## WHAT YOU HAVE TO DO
The records follow. Filter them to the lines that hold "this".

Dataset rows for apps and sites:

"""

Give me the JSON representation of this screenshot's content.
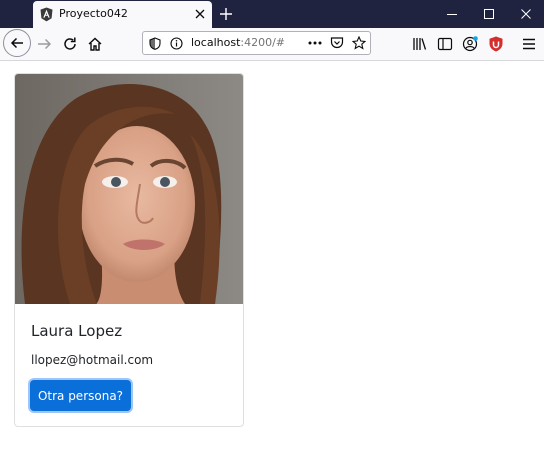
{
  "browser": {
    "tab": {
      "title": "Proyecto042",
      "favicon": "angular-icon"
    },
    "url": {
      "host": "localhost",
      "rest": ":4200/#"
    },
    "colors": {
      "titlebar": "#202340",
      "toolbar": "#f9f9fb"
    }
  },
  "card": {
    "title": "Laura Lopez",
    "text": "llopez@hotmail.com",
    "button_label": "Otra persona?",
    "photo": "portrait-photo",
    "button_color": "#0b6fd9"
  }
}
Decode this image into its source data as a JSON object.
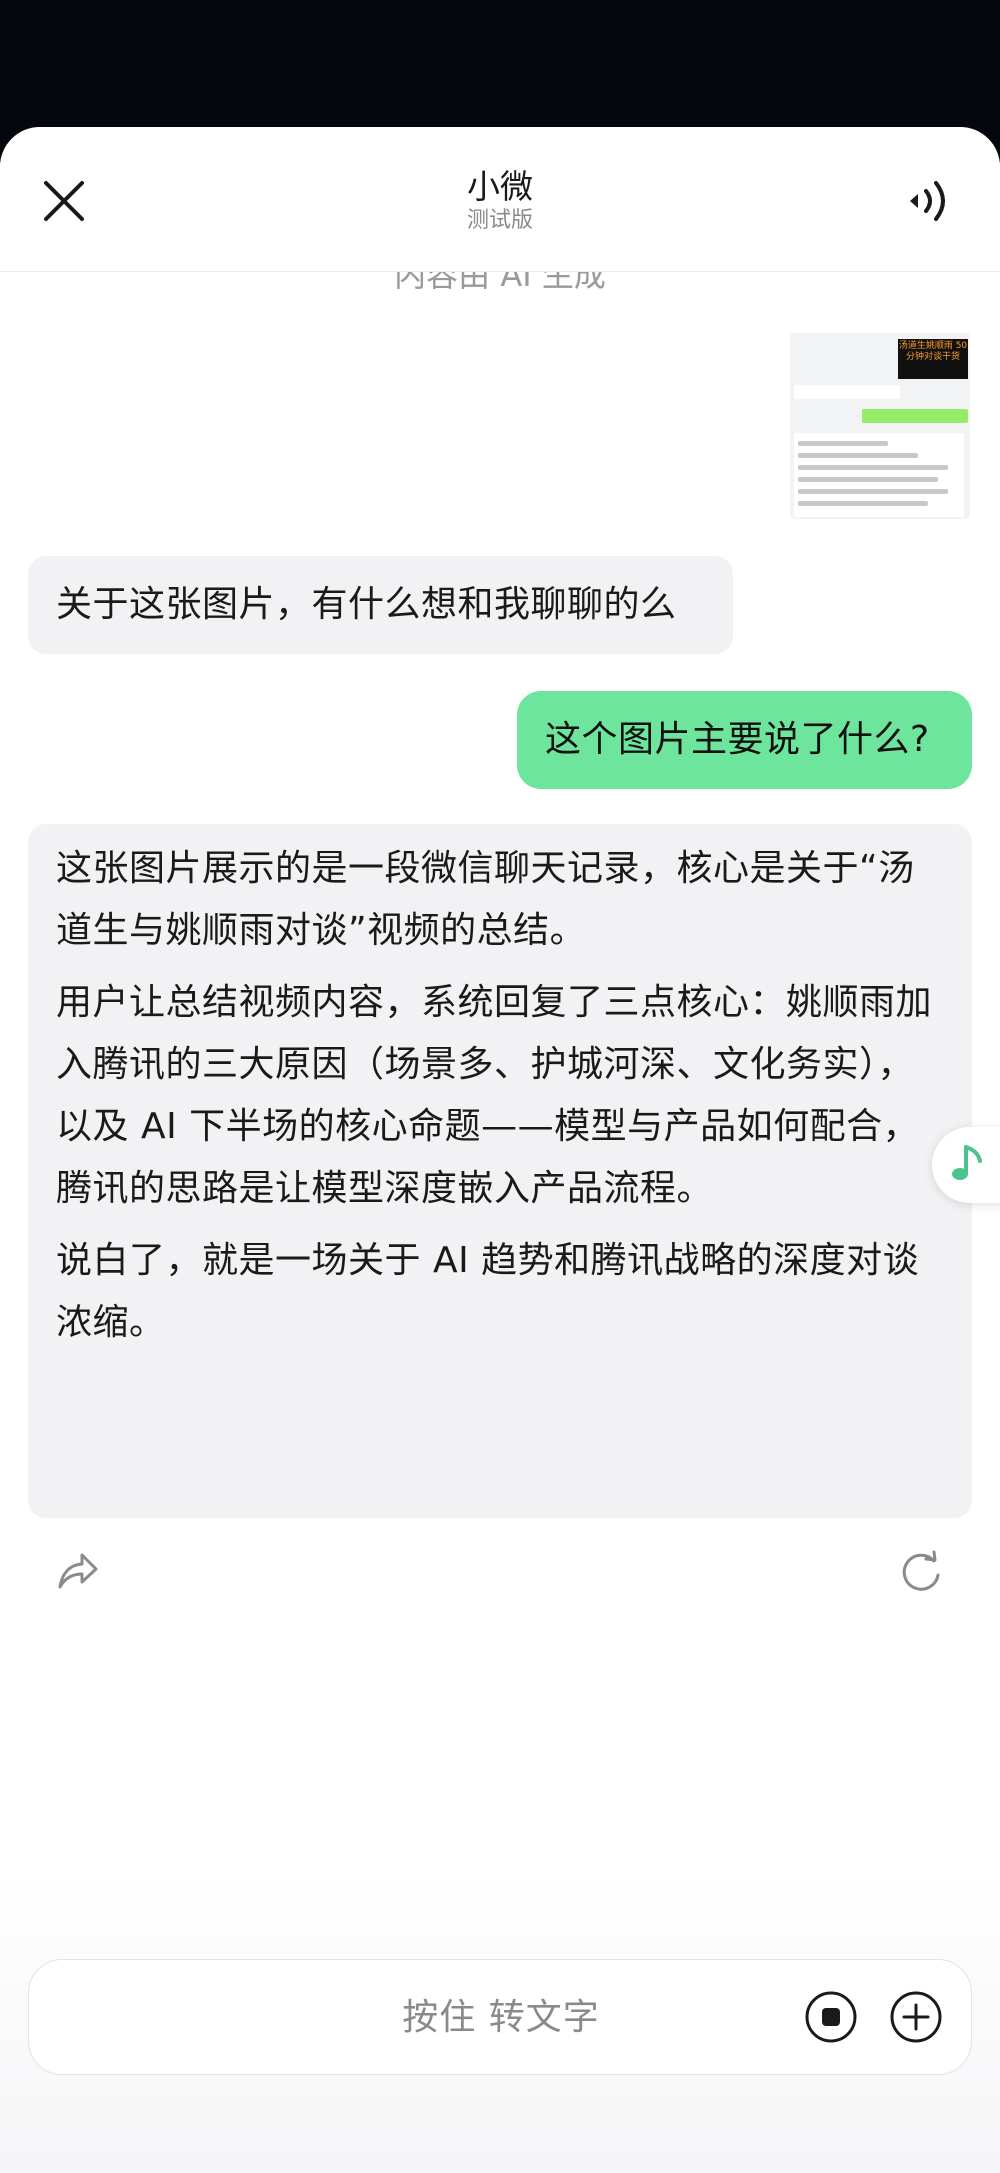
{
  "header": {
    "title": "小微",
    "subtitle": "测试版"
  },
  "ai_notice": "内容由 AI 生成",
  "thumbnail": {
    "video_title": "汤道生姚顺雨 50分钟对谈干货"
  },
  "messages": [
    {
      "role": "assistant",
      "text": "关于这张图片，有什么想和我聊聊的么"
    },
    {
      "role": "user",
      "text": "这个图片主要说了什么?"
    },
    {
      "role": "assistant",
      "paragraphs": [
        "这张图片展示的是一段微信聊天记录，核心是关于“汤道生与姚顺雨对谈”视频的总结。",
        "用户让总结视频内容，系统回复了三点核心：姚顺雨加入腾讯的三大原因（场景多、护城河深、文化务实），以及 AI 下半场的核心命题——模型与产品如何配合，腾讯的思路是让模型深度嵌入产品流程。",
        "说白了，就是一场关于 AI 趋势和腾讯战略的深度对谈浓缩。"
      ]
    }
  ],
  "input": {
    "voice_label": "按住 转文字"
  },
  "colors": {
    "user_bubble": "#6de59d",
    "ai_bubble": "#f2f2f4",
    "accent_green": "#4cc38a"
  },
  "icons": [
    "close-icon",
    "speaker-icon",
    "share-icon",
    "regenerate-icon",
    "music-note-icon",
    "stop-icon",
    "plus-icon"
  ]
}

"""

## YOUR SOLUTION
Give me the JSON representation of this screenshot's content.
Decode this image into its source data as a JSON object.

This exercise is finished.